Note each line in the data holding the string "image" and report it.
** Study material follows **
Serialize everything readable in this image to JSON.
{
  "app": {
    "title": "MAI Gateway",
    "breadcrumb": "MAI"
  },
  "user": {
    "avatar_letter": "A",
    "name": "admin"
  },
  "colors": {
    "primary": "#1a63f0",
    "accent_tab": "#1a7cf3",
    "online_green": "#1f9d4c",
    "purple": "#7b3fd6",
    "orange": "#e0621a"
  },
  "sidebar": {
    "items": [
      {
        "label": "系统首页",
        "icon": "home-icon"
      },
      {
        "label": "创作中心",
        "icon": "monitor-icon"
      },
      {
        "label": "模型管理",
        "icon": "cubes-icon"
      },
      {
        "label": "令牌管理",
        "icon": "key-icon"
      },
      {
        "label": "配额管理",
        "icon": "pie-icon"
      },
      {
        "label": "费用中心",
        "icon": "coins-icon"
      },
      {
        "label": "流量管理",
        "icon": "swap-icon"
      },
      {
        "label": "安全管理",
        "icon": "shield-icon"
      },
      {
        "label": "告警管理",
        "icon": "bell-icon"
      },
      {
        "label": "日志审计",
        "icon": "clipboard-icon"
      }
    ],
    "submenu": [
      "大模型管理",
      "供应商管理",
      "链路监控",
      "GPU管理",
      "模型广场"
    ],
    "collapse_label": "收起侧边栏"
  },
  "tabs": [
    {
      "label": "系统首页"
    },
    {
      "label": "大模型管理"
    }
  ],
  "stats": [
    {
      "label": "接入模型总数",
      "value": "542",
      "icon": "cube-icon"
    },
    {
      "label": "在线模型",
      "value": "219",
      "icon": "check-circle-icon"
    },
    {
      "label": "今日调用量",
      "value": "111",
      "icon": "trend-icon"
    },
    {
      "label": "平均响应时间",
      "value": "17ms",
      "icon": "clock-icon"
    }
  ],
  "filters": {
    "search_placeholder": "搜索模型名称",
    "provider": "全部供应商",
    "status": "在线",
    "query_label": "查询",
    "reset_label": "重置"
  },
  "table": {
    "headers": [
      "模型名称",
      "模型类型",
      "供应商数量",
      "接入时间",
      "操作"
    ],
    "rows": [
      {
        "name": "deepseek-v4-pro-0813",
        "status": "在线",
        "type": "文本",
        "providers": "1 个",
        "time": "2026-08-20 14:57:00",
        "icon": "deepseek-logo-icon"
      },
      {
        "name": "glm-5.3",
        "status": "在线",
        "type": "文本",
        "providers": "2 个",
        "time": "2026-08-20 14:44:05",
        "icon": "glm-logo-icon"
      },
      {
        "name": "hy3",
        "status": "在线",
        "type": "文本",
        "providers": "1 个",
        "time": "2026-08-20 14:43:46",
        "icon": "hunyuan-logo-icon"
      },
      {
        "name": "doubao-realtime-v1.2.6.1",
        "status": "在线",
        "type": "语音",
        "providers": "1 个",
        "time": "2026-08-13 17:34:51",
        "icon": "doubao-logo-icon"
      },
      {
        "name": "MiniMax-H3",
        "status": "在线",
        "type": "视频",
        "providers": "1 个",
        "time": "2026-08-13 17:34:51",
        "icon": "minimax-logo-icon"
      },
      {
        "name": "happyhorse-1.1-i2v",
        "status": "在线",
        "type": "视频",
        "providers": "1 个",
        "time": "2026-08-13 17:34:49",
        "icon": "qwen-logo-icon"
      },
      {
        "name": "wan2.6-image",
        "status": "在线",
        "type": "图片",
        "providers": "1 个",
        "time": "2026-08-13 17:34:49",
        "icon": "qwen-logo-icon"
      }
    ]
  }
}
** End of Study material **
Solution below:
Serialize everything readable in this image to JSON.
        "name": "wan2.6-image",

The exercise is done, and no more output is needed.